I was leaving my dance class this morning, and my dear friend asked me what I was up to today. I held up my hand in an 0 shape to signify nothing. I have no plans, I told her.
I immediately got in my car and thought about how I should have come up with a list of things that I was going to accomplish.
I thought to myself: who am I if I have nothing to do today?
(Side note, these thoughts dissolved within 5 seconds, after remembering my true self and how this friend of mine wants nothing more than to see me enjoy my no-planned days.

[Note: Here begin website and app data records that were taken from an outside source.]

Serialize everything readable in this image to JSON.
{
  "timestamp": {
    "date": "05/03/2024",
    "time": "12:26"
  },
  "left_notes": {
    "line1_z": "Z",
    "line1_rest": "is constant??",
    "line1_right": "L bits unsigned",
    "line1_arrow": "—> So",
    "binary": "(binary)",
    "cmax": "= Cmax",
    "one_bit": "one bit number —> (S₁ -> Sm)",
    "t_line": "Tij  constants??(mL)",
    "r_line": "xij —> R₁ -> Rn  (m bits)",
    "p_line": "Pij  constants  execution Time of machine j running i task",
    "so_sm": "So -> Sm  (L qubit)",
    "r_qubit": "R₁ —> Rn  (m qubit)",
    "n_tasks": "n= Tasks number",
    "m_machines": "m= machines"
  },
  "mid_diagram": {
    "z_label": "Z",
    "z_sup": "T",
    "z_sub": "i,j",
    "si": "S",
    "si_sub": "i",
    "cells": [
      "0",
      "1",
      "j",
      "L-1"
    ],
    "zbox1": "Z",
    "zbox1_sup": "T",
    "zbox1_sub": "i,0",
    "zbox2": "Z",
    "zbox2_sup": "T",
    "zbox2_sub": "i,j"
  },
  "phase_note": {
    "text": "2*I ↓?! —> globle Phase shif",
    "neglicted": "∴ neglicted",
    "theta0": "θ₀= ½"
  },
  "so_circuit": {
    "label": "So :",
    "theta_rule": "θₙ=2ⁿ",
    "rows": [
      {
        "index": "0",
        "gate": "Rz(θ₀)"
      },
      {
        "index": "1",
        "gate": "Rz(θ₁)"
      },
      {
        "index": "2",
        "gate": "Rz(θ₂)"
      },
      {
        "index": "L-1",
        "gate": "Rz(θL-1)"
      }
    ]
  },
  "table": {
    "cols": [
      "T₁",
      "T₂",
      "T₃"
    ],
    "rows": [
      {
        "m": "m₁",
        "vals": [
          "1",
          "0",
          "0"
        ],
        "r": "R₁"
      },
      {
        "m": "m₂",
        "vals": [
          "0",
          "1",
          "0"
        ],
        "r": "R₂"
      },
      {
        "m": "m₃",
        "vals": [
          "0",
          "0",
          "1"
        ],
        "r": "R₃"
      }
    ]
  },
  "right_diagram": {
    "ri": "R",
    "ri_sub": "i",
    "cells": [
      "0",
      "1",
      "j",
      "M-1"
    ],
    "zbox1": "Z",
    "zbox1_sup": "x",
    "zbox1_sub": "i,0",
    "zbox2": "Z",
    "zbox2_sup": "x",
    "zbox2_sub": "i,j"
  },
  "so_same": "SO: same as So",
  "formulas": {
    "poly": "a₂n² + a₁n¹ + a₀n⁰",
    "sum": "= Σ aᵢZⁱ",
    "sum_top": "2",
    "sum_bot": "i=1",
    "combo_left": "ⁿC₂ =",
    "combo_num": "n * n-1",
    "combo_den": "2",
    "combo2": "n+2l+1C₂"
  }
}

She’s seen me through it all…true sisterhood we have, and I pray you have that in your life, too.)
The reason for this negative of who-am-I talk is that I’ve been nostalgic for a past time in my life, a time where I was way too busy and working a lot.
I find this nostalgia hard to understand because yes, I was making good money but I was at my most unhappy and unhealthy and uncreative time during this period I yearn for in my mind. Strange happenings, right?
I have been looking at this idea of busyness in our culture, but first I have been looking at it in my life.
I would wrap myself in busyness all day every day, because it shielded me from myself. I would wrap myself in busyness because I was avoiding true intimacy: with God, with myself, with my husband, with everyone. I would wrap myself in busyness because it made me feel important and needed.
Truth: I was hiding from my truest desire and calling to create beauty every day.
At this time in my life, I was addicted to being busy.
I only knew myself through the lens of busy. And once I lost that lens, by stepping away from work that was exhausting me, I lost myself a bit.
As I experienced this morning, I realized I don’t have to be busy to live and be worthy of my truest desires. I can experience where I am, right here and now, with presence and gratitude.
Spiritual teacher Sally Kempton writes about 2 ways to give yourself a check with you feel overwhelmed with busyness.* Ask yourself, is this external busyness or internal busyness? Meaning, is this a place or appointment you need to make sure to make (external) or a thought pattern that circulates in your mind even when you aren’t doing anything(internal). Just in asking yourself this question, you give yourself a pause and a break from your cycle.
My take is that internal busyness is the addicted side, the side of us that creates a groove around being busy that is so rigid, we can’t break free without serious practice and guidance.
In example, the internal busyness creeps in when you are free, but instead of breathing and looking out the window, your mind starts making lists all over the place of what to do next. Does this sound familiar to you?
Also, in this moment (of asking yourself is this an internal or external busyness), ask yourself, what are my truest desires? Knowing what you desire in your life helps your recognize God in all things, even the hardest and most contrary moments.
When asked about finding purpose and vocation the, Jesuit priest Fr. James Martin says:**
What are your deepest desires that moves you? Because I believe that your deepest desires, the things that you’re drawn to, the person you’re called to be, are really God’s desires for you. I mean, how else would God call us to something?
Let me repeat:
How else would God call us to something, if it’s not through your desires?
In reflection, being busy can be great at times, but it can also mask the higher power call in us all. This is especially true if our busyness is tied to removing ourselves from our greatest most creative gifts. As I said earlier, I used my busyness to be safe and stay small in my life. I used it to avoid my truest desire to make art and to be fully myself.
In summary, here’s what you can do if you feel addicted to being busy, and see it masking the most important parts of your life:
1. Stop and ask yourself whether you are internally or externally busy. Notice the patterns you hold around being busy, and be aware of what you are avoiding in your busyness.
2. Ask yourself what your truest desires are in the moment. Also, when do you feel the most alive and effortless in your life?
3. Trust your desires as God calling you toward your most creative self. Find God in all things, and in all things find your purpose.
Lastly, I am here to support you in your journey through and past the need to identify with busyness. With a full heart I understand this cult of busyness that we live in, and want you to feel creative freedom in your body and soul.
I want you to feel inner peace with where ever you are in your life.
Leave me a comment below on what steps you are taking to overcome your addiction to being busy. If you are interested in investigating your inner being and patterns, check out how I can guide you through my coaching to be your best, most creatively free self.
With desires for your creative freedom and staring out the window a lot,
* I read this in Sally Kempton’s article “Meditation for a Busy Life” published in Yoga Journal’s November 2009 issue.
** From an audio interview between Fr. Martin and Krista Tippet on On Being, Decemeber 2014.